I came across a post talking about the challenges of SOA and Financial Silos which references an item about too much SOA technology and makes the good point that we can't expect the business to fund strategic IT and should concentrate on delivering against what the business wants.
I'm with that, especially as I don't think there is IT strategy but where I think this article misses the point is that it holds up its hands and says "okay then lets just to the techy stuff at the bottom" which really is just accepting that SOA is just EAI, and like in scrabble if you lay down those two you end up with the same score.
The real problem, which is referenced but then sort of glossed over, is that IT needs to be looking well away from the technology and away from the projects and doing two things. Firstly IT should be looking to get the investment to make changes by economising on those parts of the budget that they do control (i.e. support, development and infrastructure of existing systems) and Secondly IT should be looking to do the cheap things that will have the largest impact.
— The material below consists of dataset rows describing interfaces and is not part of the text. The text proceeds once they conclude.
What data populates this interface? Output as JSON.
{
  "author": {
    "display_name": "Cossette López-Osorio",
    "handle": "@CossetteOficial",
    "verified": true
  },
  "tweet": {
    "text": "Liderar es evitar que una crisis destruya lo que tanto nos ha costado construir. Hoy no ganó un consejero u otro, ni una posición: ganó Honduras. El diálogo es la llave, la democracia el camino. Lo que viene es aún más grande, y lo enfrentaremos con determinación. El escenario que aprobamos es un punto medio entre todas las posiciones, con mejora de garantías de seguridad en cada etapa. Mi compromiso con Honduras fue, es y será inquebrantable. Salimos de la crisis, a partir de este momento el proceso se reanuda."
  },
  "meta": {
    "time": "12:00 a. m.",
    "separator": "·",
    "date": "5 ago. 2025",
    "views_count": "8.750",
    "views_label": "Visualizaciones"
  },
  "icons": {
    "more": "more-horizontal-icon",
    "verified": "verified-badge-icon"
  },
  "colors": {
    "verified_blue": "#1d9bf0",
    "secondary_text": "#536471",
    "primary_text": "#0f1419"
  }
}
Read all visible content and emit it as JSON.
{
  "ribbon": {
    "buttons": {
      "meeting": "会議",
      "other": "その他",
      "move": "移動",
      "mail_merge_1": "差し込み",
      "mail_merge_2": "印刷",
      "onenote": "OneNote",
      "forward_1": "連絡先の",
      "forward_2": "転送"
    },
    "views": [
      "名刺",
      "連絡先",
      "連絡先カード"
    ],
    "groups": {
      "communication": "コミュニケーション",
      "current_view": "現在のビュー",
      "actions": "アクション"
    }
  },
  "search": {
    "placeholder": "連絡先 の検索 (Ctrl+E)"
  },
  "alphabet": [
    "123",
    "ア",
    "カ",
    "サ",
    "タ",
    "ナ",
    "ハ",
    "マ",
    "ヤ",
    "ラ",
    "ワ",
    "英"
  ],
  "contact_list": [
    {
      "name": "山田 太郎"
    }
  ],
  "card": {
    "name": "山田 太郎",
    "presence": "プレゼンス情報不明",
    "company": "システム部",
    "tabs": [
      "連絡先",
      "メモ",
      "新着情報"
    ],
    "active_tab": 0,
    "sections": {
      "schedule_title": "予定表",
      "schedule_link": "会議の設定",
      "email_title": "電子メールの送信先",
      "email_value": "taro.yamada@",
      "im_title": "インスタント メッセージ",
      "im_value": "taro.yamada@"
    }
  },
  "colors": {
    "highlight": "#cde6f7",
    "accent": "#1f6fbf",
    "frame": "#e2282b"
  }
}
This means organisational and governance changes and understanding what the business service architecture should be. The article (IMO) also makes the mistake of thinking that BPM is where the real end game is here, which it certainly isn't as BPM is just another execution choice for IT and not a different way of actually doing IT.
If you think "well we can't make any changes but at least we can use SOA technologies on this project, that will help won't it?" then you are deluding yourself.
Make the cheap changes first, then worry about the license costs.